Once you have cleaned the lint trap, only dry your clothes for the recommended duration to prevent excessive wear and shrinkage. Sometimes laundromat dryers are industrial beasts that will all but fry your delicate clothes, as they are much larger and more powerful than our dryers at home. Because of this, you typically don't need to use the entire cycle for each load of washing, but can sometimes sneak two loads into one dryer cycle, splitting them halfway. You can also double up, since the dryers are larger, by placing the clothes from two washing cycles into one dryer at the same time.

The great thing about laundromats is that you can do all your washing in one go. Instead of being constrained by one machine at home, you can use six washing machines and see a chore that used to take you all day shrink down to just a couple hours. However, even waiting in one place for the length of just one laundry cycle can be pretty boring.

"The average person spends two hours here," Tom Benson, a laundromat owner in Illinois, told the Chicago Tribune. "If you make that time somewhat useful to them, if they enjoy the time, if the atmosphere is good — and I think it's very friendly inside here — they're not going to feel bad about coming. You change something that's pure drudgery — doing laundry — into something that's enjoyable." So, while some laundromats like Tom's might have something to look at, like old magazines and newspapers, or even a claw machine to play with, it is best to bring your own entertainment. Some folks just choose to stare off into space instead. This can be some nice quiet time, too — should you choose that.

Sometimes laundromats offer other services like dry cleaning or garment repairs for a small fee.
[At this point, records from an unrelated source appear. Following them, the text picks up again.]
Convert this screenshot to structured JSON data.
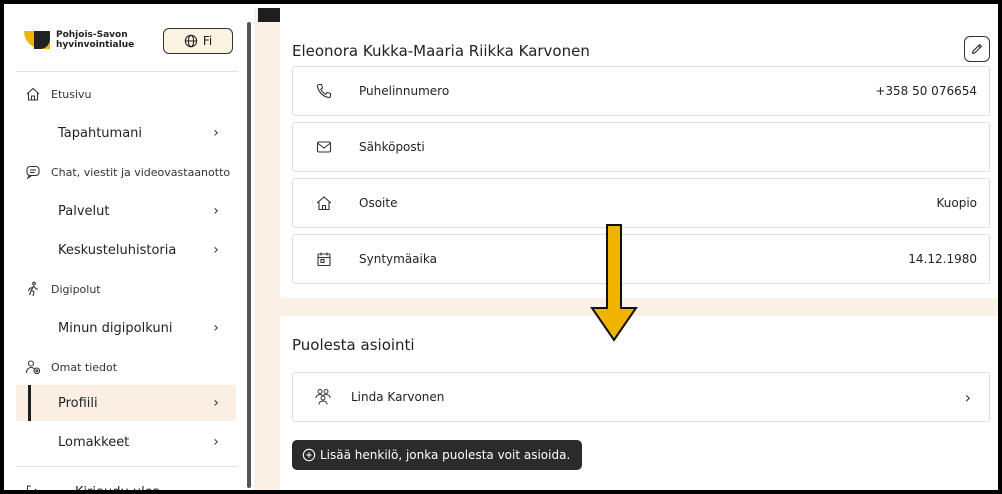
{
  "sidebar": {
    "logo_line1": "Pohjois-Savon",
    "logo_line2": "hyvinvointialue",
    "lang_label": "Fi",
    "items": [
      {
        "label": "Etusivu",
        "type": "section",
        "icon": "home-icon"
      },
      {
        "label": "Tapahtumani",
        "type": "sub",
        "chevron": "›"
      },
      {
        "label": "Chat, viestit ja videovastaanotto",
        "type": "section",
        "icon": "chat-icon"
      },
      {
        "label": "Palvelut",
        "type": "sub",
        "chevron": "›"
      },
      {
        "label": "Keskusteluhistoria",
        "type": "sub",
        "chevron": "›"
      },
      {
        "label": "Digipolut",
        "type": "section",
        "icon": "walking-icon"
      },
      {
        "label": "Minun digipolkuni",
        "type": "sub",
        "chevron": "›"
      },
      {
        "label": "Omat tiedot",
        "type": "section",
        "icon": "user-settings-icon"
      },
      {
        "label": "Profiili",
        "type": "sub",
        "chevron": "›",
        "active": true
      },
      {
        "label": "Lomakkeet",
        "type": "sub",
        "chevron": "›"
      },
      {
        "label": "Kirjaudu ulos",
        "type": "sub",
        "icon": "logout-icon"
      }
    ]
  },
  "profile": {
    "name": "Eleonora Kukka-Maaria Riikka Karvonen",
    "rows": [
      {
        "label": "Puhelinnumero",
        "value": "+358 50 076654",
        "icon": "phone-icon"
      },
      {
        "label": "Sähköposti",
        "value": "",
        "icon": "mail-icon"
      },
      {
        "label": "Osoite",
        "value": "Kuopio",
        "icon": "home-icon"
      },
      {
        "label": "Syntymäaika",
        "value": "14.12.1980",
        "icon": "calendar-icon"
      }
    ]
  },
  "proxy": {
    "title": "Puolesta asiointi",
    "person": "Linda Karvonen",
    "add_label": "Lisää henkilö, jonka puolesta voit asioida."
  },
  "colors": {
    "accent": "#f0b400",
    "main_bg": "#fbf1e7",
    "active_bg": "#fbeee2",
    "tooltip_bg": "#2b2b2b"
  }
}
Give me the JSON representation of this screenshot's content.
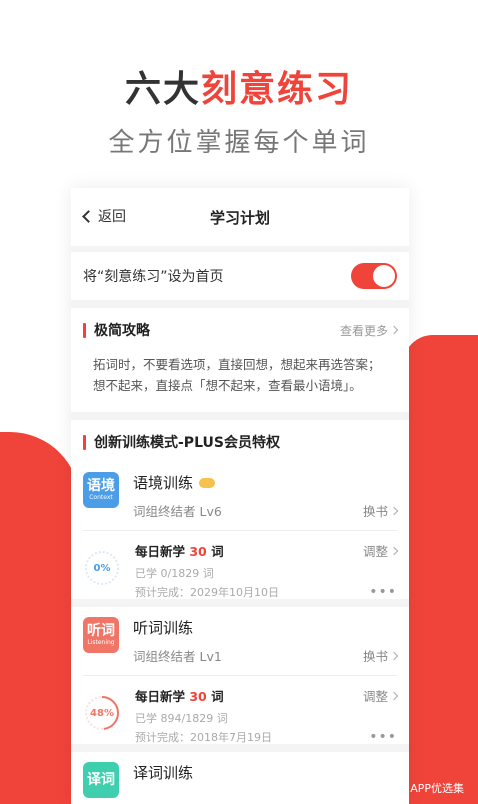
{
  "headline": {
    "prefix": "六大",
    "accent": "刻意练习"
  },
  "subline": "全方位掌握每个单词",
  "nav": {
    "back": "返回",
    "title": "学习计划"
  },
  "toggle_row": {
    "label": "将“刻意练习”设为首页",
    "on": true
  },
  "tips": {
    "title": "极简攻略",
    "more": "查看更多",
    "lines": [
      "拓词时，不要看选项，直接回想，想起来再选答案；",
      "想不起来，直接点「想不起来，查看最小语境」。"
    ]
  },
  "feature": {
    "title": "创新训练模式-PLUS会员特权"
  },
  "modes": [
    {
      "icon_main": "语境",
      "icon_sub": "Context",
      "name": "语境训练",
      "book": "词组终结者 Lv6",
      "switch": "换书",
      "plan": {
        "prefix": "每日新学 ",
        "count": "30",
        "suffix": " 词",
        "adjust": "调整",
        "learned": "已学 0/1829 词",
        "finish": "预计完成：2029年10月10日",
        "percent": "0%",
        "progress": 0
      }
    },
    {
      "icon_main": "听词",
      "icon_sub": "Listening",
      "name": "听词训练",
      "book": "词组终结者 Lv1",
      "switch": "换书",
      "plan": {
        "prefix": "每日新学 ",
        "count": "30",
        "suffix": " 词",
        "adjust": "调整",
        "learned": "已学 894/1829 词",
        "finish": "预计完成：2018年7月19日",
        "percent": "48%",
        "progress": 0.48
      }
    },
    {
      "icon_main": "译词",
      "name": "译词训练"
    }
  ],
  "dots": "•••",
  "watermark": "APP优选集"
}
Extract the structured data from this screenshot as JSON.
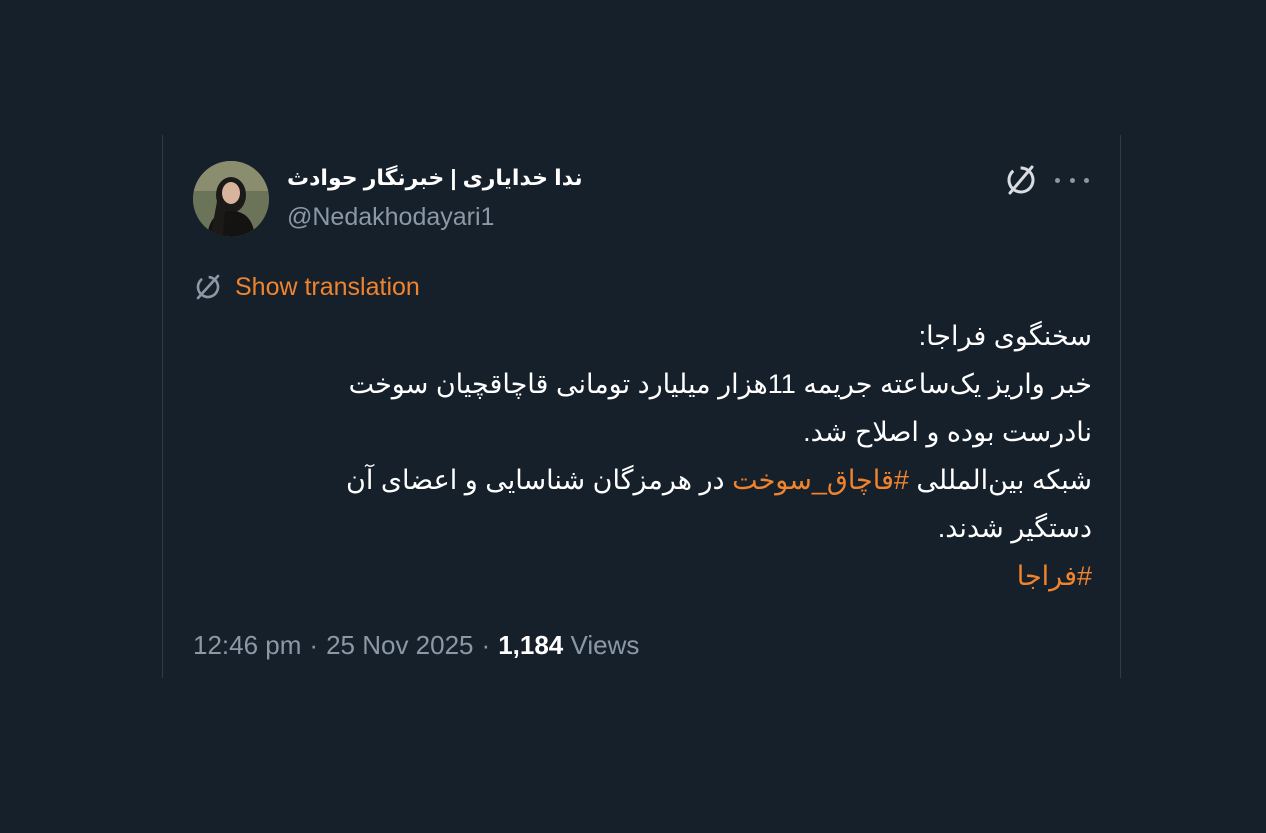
{
  "author": {
    "display_name": "ندا خدایاری | خبرنگار حوادث",
    "handle": "@Nedakhodayari1"
  },
  "icons": {
    "translate": "translate-icon",
    "more": "more-options-icon",
    "avatar": "profile-photo"
  },
  "translation": {
    "label": "Show translation"
  },
  "tweet": {
    "line1": "سخنگوی فراجا:",
    "line2": "خبر واریز یک‌ساعته جریمه 11هزار میلیارد تومانی قاچاقچیان سوخت",
    "line3": "نادرست بوده و اصلاح شد.",
    "line4_before": "شبکه بین‌المللی ",
    "line4_hashtag": "#قاچاق_سوخت",
    "line4_after": " در  هرمزگان شناسایی و اعضای آن",
    "line5": "دستگیر شدند.",
    "line6_hashtag": "#فراجا"
  },
  "meta": {
    "time": "12:46 pm",
    "separator": "·",
    "date": "25 Nov 2025",
    "views_count": "1,184",
    "views_label": "Views"
  },
  "colors": {
    "background": "#16202a",
    "accent": "#f0832e",
    "muted": "#8b98a5",
    "text": "#ffffff",
    "border": "#2f3b47"
  }
}
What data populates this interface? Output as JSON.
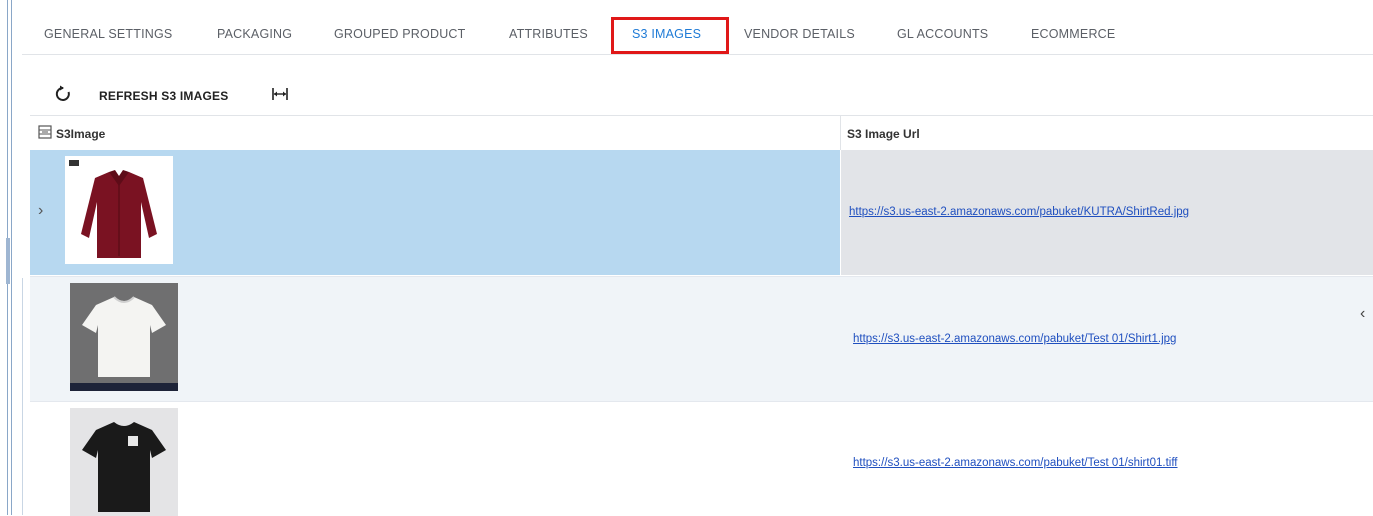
{
  "tabs": [
    {
      "label": "GENERAL SETTINGS"
    },
    {
      "label": "PACKAGING"
    },
    {
      "label": "GROUPED PRODUCT"
    },
    {
      "label": "ATTRIBUTES"
    },
    {
      "label": "S3 IMAGES",
      "active": true
    },
    {
      "label": "VENDOR DETAILS"
    },
    {
      "label": "GL ACCOUNTS"
    },
    {
      "label": "ECOMMERCE"
    }
  ],
  "toolbar": {
    "refresh_icon": "refresh-icon",
    "refresh_label": "REFRESH S3 IMAGES",
    "fit_icon": "fit-columns-icon"
  },
  "grid": {
    "columns": [
      "S3Image",
      "S3 Image Url"
    ],
    "rows": [
      {
        "image": "red shirt",
        "url": "https://s3.us-east-2.amazonaws.com/pabuket/KUTRA/ShirtRed.jpg",
        "selected": true
      },
      {
        "image": "white t-shirt",
        "url": "https://s3.us-east-2.amazonaws.com/pabuket/Test 01/Shirt1.jpg"
      },
      {
        "image": "black t-shirt",
        "url": "https://s3.us-east-2.amazonaws.com/pabuket/Test 01/shirt01.tiff"
      }
    ]
  },
  "colors": {
    "active_tab": "#1f7bd6",
    "highlight_box": "#e01818",
    "selected_row": "#b7d8f0",
    "link": "#1f4fbf"
  }
}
If you have items that require special care, inquire about these services to save time and effort over doing them yourself at home. It's also easier to make your local laundromat a "one stop shop" instead of running all over town to different vendors on your limited time off from work.

If you find yourself stuck at work, or are at home with the kids and don't have time to sit at the laundromat while you wash your clothes, there is a great solution available. Most also offer a version of a complete laundry service. Sometimes, they will pick it up from your home, while others you must drop it off and pick it up yourself. Either way, it's a godsend for busy folks who need their laundry done in a pinch. It's often not too much more expensive than using the machines to do it yourself, either.

Laundromats are a communal public space. The overall vibe is typically somewhere between the feeling of being at the library and the DMV. The public nature of the laundromat is something to respect and get used to. The Coin Laundry Association told the Chicago Tribune there are an estimated 29,000 laundromats in the United States, bringing in a total of $5 billion in profit each year. The association also asserts that laundromats are powerful social assets.

While not everyone may be able to sit in a coffee shop with their friends for hours, everyone needs to do laundry. This makes the laundromat a valued asset to the community, where members often come to socialize while they work. However, be sure to respect the space and time of others using the laundromat. Don't hog the folding tables, use headphones if watching a movie, and yes, be willing to share your laundry soap every once in a while. It's what good neighbors do.